Tom Sawyer, Detective 141
them— ' comfort,' they say. Much of that they'll get out of you and Huck Finn, I reckon. There's a neighbor named Brace Dunlap that's been wanting to marry their Benny for three months, and at last they told him pint blank and once for all, he couldn't; so he has soured on them, and they're worried about it. I reckon he's somebody they think they better be on the good side of, for they've tried to please him by hiring his no-account brother to help on the farm when they can't hardly afford it, and don't want him around anyhow. Who are the Dunlaps?"
4'They live about a mile from Uncle Silas's place, Aunt Polly — all the farmers live about a mile apart down there — and Brace Dunlap is a long sight richer than any of the others, and owns a whole grist of niggers. He's a widower, thirty-six years old, without any children, and is proud of his money and overbearing, and everybody is a little afraid of him. I judge he thought he could have any girl he wanted, just for the asking, and it must have set him back a good deal when he found he couldn't get Benny. Why, Benny's only half as old as he is, and just as sweet and lovely as — well, you've seen her. Poor old Uncle Silas — why, it's pitiful, him trying to curry favor that way— so hard pushed and poor, and yet hiring that useless Jubiter Dunlap to please his ornery brother."

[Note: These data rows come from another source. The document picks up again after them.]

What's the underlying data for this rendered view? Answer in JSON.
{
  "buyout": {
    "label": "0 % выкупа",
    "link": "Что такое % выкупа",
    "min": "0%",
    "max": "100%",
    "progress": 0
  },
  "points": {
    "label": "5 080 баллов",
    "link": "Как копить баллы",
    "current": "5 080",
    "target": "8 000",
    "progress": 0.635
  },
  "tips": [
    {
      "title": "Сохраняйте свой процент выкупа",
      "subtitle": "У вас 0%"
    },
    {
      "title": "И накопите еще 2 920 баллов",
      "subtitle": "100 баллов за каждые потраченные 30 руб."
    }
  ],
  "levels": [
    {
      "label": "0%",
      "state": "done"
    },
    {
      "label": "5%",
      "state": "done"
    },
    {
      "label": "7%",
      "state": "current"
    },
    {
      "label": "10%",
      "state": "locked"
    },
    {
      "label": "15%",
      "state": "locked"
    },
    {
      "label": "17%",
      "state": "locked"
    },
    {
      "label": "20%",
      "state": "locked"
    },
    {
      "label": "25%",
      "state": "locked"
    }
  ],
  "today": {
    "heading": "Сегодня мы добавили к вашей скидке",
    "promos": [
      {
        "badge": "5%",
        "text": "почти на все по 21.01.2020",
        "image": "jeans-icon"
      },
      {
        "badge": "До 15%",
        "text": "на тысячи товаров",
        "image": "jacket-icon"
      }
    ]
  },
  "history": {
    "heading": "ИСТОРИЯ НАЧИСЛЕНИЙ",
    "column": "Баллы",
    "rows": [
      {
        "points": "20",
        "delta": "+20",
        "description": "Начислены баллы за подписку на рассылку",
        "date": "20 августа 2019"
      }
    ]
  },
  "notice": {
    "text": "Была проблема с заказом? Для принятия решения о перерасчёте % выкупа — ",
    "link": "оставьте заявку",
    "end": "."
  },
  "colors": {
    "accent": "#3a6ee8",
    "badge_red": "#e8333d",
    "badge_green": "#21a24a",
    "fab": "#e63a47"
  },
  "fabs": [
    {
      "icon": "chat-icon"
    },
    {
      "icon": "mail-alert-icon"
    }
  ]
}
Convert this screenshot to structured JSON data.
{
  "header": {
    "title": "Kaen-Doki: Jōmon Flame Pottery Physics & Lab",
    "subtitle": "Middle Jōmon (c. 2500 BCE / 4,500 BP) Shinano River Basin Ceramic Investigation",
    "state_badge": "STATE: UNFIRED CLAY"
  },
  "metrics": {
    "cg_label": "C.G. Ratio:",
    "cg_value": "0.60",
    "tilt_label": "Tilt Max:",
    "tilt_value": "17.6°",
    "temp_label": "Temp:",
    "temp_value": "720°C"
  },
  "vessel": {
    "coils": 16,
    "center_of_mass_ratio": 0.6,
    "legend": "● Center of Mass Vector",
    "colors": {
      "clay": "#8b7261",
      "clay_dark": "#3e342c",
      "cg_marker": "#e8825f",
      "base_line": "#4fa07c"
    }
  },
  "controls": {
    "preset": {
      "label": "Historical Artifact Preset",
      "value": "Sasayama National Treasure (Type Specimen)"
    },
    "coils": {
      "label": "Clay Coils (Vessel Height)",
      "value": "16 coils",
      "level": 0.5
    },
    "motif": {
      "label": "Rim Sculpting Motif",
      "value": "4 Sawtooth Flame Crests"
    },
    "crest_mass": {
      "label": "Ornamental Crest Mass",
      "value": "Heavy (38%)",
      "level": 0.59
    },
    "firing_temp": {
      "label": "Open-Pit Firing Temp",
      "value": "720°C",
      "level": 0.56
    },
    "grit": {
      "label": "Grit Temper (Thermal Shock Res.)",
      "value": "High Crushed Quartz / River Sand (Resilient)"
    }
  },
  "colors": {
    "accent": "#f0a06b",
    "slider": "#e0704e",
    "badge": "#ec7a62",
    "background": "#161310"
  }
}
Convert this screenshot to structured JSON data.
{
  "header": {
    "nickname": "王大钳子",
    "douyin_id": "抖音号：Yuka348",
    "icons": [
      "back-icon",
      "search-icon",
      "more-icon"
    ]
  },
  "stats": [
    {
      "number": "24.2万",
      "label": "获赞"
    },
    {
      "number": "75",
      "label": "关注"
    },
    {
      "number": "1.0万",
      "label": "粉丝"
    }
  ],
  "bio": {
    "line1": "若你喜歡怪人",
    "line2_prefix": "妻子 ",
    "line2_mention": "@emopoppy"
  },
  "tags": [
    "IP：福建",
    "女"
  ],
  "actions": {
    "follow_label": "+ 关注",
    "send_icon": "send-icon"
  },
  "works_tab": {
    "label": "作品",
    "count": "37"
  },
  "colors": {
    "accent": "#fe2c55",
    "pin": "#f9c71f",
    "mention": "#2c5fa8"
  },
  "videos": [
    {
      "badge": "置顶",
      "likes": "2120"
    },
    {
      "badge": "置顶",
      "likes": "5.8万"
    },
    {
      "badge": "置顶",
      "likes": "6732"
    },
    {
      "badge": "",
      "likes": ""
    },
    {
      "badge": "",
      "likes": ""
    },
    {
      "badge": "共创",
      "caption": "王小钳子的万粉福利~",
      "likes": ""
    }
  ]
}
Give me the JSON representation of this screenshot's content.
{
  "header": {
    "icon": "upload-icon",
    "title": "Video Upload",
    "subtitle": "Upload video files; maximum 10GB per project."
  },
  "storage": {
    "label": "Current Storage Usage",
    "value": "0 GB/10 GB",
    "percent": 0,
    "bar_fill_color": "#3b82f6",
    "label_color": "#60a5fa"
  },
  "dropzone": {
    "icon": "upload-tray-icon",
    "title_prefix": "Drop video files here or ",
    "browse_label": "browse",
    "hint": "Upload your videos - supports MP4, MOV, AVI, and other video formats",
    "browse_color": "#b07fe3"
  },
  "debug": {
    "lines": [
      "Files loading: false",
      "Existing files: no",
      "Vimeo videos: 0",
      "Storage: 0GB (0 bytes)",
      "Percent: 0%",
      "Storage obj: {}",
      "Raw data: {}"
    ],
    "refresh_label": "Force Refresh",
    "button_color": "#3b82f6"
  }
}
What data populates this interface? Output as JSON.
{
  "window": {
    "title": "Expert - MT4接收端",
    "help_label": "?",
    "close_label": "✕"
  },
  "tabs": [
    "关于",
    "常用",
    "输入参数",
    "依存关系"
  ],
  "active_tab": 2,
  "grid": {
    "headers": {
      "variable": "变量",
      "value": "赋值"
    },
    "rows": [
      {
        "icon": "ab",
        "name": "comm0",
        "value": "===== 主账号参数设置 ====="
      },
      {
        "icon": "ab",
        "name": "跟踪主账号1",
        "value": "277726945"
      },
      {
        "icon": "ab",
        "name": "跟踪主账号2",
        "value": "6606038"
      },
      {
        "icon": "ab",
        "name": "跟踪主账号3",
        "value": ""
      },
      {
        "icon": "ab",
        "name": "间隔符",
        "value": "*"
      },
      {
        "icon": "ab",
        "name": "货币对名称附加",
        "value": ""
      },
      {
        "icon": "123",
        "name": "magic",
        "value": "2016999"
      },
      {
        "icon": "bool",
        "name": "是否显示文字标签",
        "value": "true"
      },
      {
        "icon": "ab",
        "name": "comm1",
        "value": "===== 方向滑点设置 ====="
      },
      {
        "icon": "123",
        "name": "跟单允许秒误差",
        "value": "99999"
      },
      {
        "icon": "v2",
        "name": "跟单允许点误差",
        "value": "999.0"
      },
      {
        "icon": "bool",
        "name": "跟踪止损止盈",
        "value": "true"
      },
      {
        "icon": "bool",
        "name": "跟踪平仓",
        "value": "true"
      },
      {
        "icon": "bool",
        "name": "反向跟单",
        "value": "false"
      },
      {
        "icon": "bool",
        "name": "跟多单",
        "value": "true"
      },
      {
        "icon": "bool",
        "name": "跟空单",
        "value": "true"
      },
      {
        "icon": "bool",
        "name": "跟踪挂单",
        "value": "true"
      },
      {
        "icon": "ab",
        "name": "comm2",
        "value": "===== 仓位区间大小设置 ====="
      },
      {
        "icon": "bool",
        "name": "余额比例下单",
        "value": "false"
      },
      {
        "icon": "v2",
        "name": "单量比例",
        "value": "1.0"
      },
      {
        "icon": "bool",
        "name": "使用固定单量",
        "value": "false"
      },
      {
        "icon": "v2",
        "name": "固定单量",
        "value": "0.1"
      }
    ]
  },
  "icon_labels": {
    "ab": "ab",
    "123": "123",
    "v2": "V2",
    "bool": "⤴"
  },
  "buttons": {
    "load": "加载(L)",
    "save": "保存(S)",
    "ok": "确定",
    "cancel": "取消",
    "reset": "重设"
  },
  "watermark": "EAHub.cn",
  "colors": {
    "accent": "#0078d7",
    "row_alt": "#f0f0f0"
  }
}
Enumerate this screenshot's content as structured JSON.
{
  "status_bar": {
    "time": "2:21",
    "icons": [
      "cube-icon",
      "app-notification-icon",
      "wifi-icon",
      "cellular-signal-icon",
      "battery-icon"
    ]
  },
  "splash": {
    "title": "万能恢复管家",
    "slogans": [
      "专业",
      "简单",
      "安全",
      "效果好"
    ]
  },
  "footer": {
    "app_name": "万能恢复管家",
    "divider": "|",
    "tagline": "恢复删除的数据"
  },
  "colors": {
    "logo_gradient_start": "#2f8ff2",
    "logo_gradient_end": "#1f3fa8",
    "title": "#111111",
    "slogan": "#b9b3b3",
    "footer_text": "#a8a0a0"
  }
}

" What a name — Jubiter! Where'd he get it?" " It's only just a nickname. I reckon they've forgot his real name long before this. He's twenty-seven, now, and has had it ever since the first time he ever